The government has scrapped its plug-in car grant scheme in order to focus on expanding electric vehicle charging infrastructure.
The grant was closed on Tuesday (14th June) with immediate effect, with the government saying it will instead concentrate the funding on expanding the public chargepoint network as well as electric taxis, vans, trucks, motorcycles and wheelchair accessible vehicles.
With prospective EV owners once able to claim up to £5,000 back as part of the scheme, it had since been reduced to £1,500, to help alleviate some of the costs associated with making the switch to an electric vehicle.
Announcing the decision, the Department for Transport (DfT) said the plug-in car grant was temporary and previously confirmed funding until 2022-23. It now says £300 million in grant funding will now be refocused towards extending plug-in grants to boost sales of plug-in taxis, motorcycles, vans and trucks and wheelchair accessible vehicles, as announced in the autumn statement.

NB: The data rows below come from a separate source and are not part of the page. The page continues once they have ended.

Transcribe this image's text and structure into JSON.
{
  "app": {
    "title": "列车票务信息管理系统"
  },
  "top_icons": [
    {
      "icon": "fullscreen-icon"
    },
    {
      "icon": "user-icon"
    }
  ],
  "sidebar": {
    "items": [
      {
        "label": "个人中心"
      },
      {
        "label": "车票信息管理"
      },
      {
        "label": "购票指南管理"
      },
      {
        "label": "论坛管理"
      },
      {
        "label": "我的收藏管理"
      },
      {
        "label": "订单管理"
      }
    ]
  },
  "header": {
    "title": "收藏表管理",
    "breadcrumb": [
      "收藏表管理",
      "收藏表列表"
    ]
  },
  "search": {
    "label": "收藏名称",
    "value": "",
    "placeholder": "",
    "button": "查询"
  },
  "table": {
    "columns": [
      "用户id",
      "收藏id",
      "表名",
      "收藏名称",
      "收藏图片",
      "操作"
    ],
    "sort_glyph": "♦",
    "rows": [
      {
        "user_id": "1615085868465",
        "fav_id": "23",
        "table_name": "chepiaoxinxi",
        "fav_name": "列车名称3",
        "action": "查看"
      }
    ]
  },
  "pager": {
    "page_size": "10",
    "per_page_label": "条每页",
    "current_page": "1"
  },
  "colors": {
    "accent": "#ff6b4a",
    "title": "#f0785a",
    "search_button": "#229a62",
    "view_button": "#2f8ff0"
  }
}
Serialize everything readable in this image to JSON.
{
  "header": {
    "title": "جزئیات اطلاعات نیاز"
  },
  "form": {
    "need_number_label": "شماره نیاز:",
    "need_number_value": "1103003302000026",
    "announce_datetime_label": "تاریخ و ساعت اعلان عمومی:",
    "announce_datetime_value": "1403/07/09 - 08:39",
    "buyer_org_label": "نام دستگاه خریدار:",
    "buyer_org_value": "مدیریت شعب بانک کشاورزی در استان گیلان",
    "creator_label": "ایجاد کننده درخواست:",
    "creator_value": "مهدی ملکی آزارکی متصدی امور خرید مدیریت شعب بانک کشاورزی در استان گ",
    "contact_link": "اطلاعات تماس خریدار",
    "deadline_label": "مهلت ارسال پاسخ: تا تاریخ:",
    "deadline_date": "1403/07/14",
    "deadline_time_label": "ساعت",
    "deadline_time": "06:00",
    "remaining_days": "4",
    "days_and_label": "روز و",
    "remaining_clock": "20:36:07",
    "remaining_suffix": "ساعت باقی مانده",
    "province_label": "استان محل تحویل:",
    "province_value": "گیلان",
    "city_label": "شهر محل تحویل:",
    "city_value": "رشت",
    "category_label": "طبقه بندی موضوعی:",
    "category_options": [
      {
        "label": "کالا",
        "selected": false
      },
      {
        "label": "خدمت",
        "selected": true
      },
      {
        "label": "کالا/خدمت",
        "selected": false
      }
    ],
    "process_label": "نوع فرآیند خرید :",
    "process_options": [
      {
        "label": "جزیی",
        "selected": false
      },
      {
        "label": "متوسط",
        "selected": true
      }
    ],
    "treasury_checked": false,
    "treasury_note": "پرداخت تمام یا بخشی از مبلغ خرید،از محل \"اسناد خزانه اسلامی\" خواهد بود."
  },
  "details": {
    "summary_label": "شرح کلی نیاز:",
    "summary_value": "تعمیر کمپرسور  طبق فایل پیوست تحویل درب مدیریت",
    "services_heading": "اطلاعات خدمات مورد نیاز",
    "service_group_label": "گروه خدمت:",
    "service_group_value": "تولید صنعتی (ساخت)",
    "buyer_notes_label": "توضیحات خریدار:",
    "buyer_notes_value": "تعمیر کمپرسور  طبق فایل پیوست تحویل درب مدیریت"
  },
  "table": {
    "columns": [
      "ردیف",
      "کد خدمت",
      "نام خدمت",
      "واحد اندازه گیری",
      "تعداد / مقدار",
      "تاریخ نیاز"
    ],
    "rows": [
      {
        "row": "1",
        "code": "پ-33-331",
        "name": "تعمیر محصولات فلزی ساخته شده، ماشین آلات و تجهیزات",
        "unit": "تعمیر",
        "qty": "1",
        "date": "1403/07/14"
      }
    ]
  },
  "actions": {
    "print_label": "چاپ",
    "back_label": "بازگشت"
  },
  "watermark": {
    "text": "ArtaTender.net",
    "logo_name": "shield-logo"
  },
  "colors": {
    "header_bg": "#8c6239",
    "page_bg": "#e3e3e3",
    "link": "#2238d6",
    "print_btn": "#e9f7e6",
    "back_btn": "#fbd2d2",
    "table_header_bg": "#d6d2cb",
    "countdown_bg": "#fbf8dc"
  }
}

The shift in focus will also help allow government funding to target expanding the public chargepoint network, helping to eradicate “range anxiety” and ensure the transition to zero-emission transport is easy and convenient for all drivers across the UK. The government has already committed £1.6 billion to building the UK’s public chargepoint network.

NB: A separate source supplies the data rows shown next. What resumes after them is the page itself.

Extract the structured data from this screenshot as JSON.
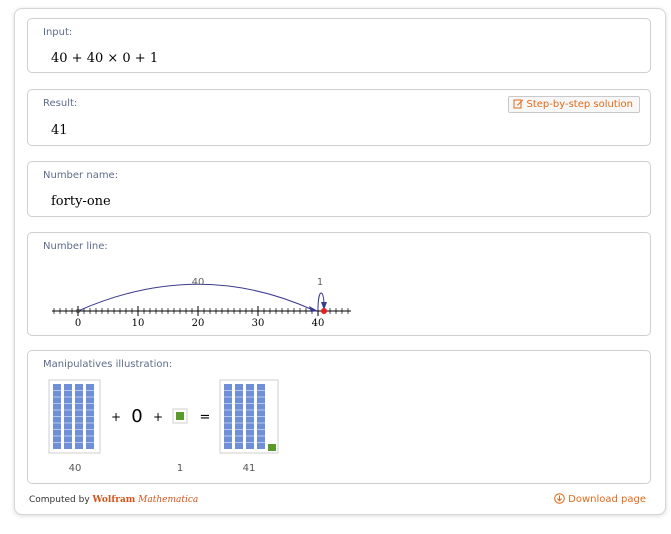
{
  "input_pod": {
    "title": "Input:",
    "expression": "40 + 40 × 0 + 1"
  },
  "result_pod": {
    "title": "Result:",
    "value": "41",
    "step_button_label": "Step-by-step solution"
  },
  "name_pod": {
    "title": "Number name:",
    "value": "forty-one"
  },
  "numberline_pod": {
    "title": "Number line:",
    "ticks": [
      "0",
      "10",
      "20",
      "30",
      "40"
    ],
    "arc_labels": [
      "40",
      "1"
    ]
  },
  "manip_pod": {
    "title": "Manipulatives illustration:",
    "plus1": "+",
    "zero": "0",
    "plus2": "+",
    "equals": "=",
    "label_40": "40",
    "label_1": "1",
    "label_41": "41"
  },
  "footer": {
    "computed_by": "Computed by",
    "wolfram": "Wolfram",
    "mathematica": "Mathematica",
    "download": "Download page"
  },
  "colors": {
    "accent": "#e26a1a",
    "rod_blue": "#6f8fd6",
    "unit_green": "#5b9a2a",
    "arc": "#3b3b8f",
    "marker": "#e02020"
  }
}
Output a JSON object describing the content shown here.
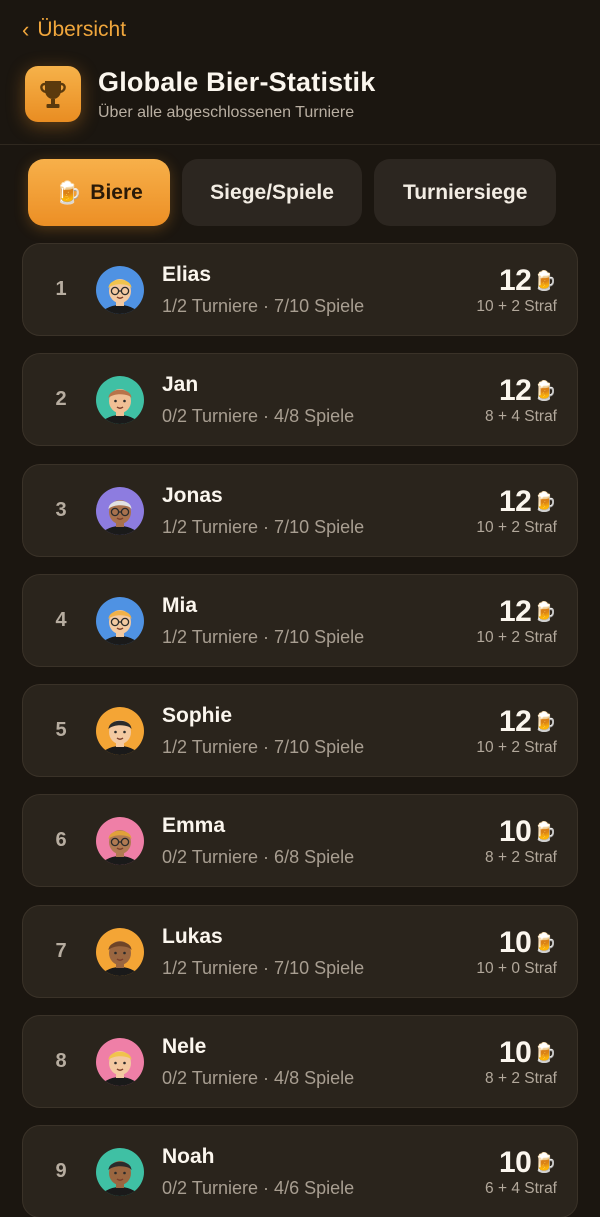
{
  "nav": {
    "back_label": "Übersicht"
  },
  "header": {
    "title": "Globale Bier-Statistik",
    "subtitle": "Über alle abgeschlossenen Turniere",
    "icon": "🏆"
  },
  "tabs": [
    {
      "label": "Biere",
      "icon": "🍺",
      "active": true
    },
    {
      "label": "Siege/Spiele",
      "active": false
    },
    {
      "label": "Turniersiege",
      "active": false
    }
  ],
  "players": [
    {
      "rank": "1",
      "name": "Elias",
      "stats": "1/2 Turniere · 7/10 Spiele",
      "beers": "12",
      "breakdown": "10 + 2 Straf",
      "avatar_bg": "#4f92e3",
      "skin": "#f3c9a1",
      "hair": "#f0c34d",
      "glasses": true
    },
    {
      "rank": "2",
      "name": "Jan",
      "stats": "0/2 Turniere · 4/8 Spiele",
      "beers": "12",
      "breakdown": "8 + 4 Straf",
      "avatar_bg": "#3fc0a4",
      "skin": "#f0bf95",
      "hair": "#b8734a",
      "glasses": false
    },
    {
      "rank": "3",
      "name": "Jonas",
      "stats": "1/2 Turniere · 7/10 Spiele",
      "beers": "12",
      "breakdown": "10 + 2 Straf",
      "avatar_bg": "#8d7ce0",
      "skin": "#a8714d",
      "hair": "#e2e2e2",
      "glasses": true
    },
    {
      "rank": "4",
      "name": "Mia",
      "stats": "1/2 Turniere · 7/10 Spiele",
      "beers": "12",
      "breakdown": "10 + 2 Straf",
      "avatar_bg": "#4f92e3",
      "skin": "#f3c9a1",
      "hair": "#f0b048",
      "glasses": true
    },
    {
      "rank": "5",
      "name": "Sophie",
      "stats": "1/2 Turniere · 7/10 Spiele",
      "beers": "12",
      "breakdown": "10 + 2 Straf",
      "avatar_bg": "#f4a535",
      "skin": "#f3c9a1",
      "hair": "#2b2b2b",
      "glasses": false
    },
    {
      "rank": "6",
      "name": "Emma",
      "stats": "0/2 Turniere · 6/8 Spiele",
      "beers": "10",
      "breakdown": "8 + 2 Straf",
      "avatar_bg": "#ef7fa7",
      "skin": "#b07a52",
      "hair": "#e0a13a",
      "glasses": true
    },
    {
      "rank": "7",
      "name": "Lukas",
      "stats": "1/2 Turniere · 7/10 Spiele",
      "beers": "10",
      "breakdown": "10 + 0 Straf",
      "avatar_bg": "#f4a535",
      "skin": "#9a6640",
      "hair": "#6e4428",
      "glasses": false
    },
    {
      "rank": "8",
      "name": "Nele",
      "stats": "0/2 Turniere · 4/8 Spiele",
      "beers": "10",
      "breakdown": "8 + 2 Straf",
      "avatar_bg": "#ef7fa7",
      "skin": "#f3c9a1",
      "hair": "#f0c34d",
      "glasses": false
    },
    {
      "rank": "9",
      "name": "Noah",
      "stats": "0/2 Turniere · 4/6 Spiele",
      "beers": "10",
      "breakdown": "6 + 4 Straf",
      "avatar_bg": "#3fc0a4",
      "skin": "#9a6640",
      "hair": "#2b2b2b",
      "glasses": false
    }
  ],
  "colors": {
    "accent": "#f0a63c",
    "background": "#1b1610",
    "card": "#2a241c"
  }
}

The DfT also claimed that significant savings in running costs for electric cars compared to petrol or diesel equivalents can often exceed the current £1,500 value of the grant.
Transport Minister, Trudy Harrison, said: “The government continues to invest record amounts in the transition to EVs, with £2.5 billion injected since 2020, and has set the most ambitious phase-out dates for new diesel and petrol sales of any major country. But government funding must always be invested where it has the highest impact if that success story is to continue.
“Having successfully kickstarted the electric car market, we now want to use plug-in grants to match that success across other vehicle types, from taxis to delivery vans and everything in between, to help make the switch to zero emission travel cheaper and easier.
“With billions of both government and industry investment continuing to be pumped into the UK’s electric revolution, the sale of electric vehicles is soaring. We are continuing to lead the way in decarbonising transport, with generous government incentives still in place, while creating high-skilled jobs and cleaner air across the UK.”
Mike Coulton, EV Consultant at Volkswagen Financial Services UK, said: “Whilst it should not come as a surprise to see the Government have brought to a close the Electric Vehicle Plug-In Car Grant (PICG), it is nonetheless hugely disappointing that more is not being done to encourage and support lower-income households in the transition to EVs.
“Maintaining or even increasing the PICG for the least expensive EVs to make them more affordable, and encourage manufacturers to produce electric cars at a lower price-point, could have been a strong incentive to help adoption for this sector of the market. This in turn would help to remove older and dirtier ICE (internal combustion engine) vehicles in the same way that scrappage schemes have successfully done in the past.
“That said, the Government’s focus on further improving public charging, whilst still incentivising adoption in other areas of the vehicle market such as LCVs is to be welcomed and encouraged. We would ask that further clarity is urgently provided in key areas, such as BIK rates beyond 2025, and a realignment of the AER rates to reflect the costs of charging an EV away from home, for those who cannot make use of a cheaper overnight electricity tariff.”
Joel Teague, CEO of Co Charger, an electric vehicle charger sharing app, also commented: “I feel a lot of sympathy for the automotive sector for another sudden change and I very much hope that government follows through on their announcement to shift focus towards improving public charging. Over 15 million motorists live in flats and terraces, many of whom are desperate to ditch their petrol and diesel cars and enjoy cleaner, greener motoring. But their biggest barrier is the lack of reliable, affordable charging close to their homes. Installing more public chargers is one way of alleviating their concerns. But so can Community Charging – that is when motorists with EV chargers on their driveways rent them out to neighbours who can’t have a charger of their own, helping them go electric straight away. There are around 30,000 public chargers in the UK and over 400,000 private ones. If only 10% were shared with neighbours it would more than double the amount of available chargers. It’s time for a grant to encourage charge point sharing.”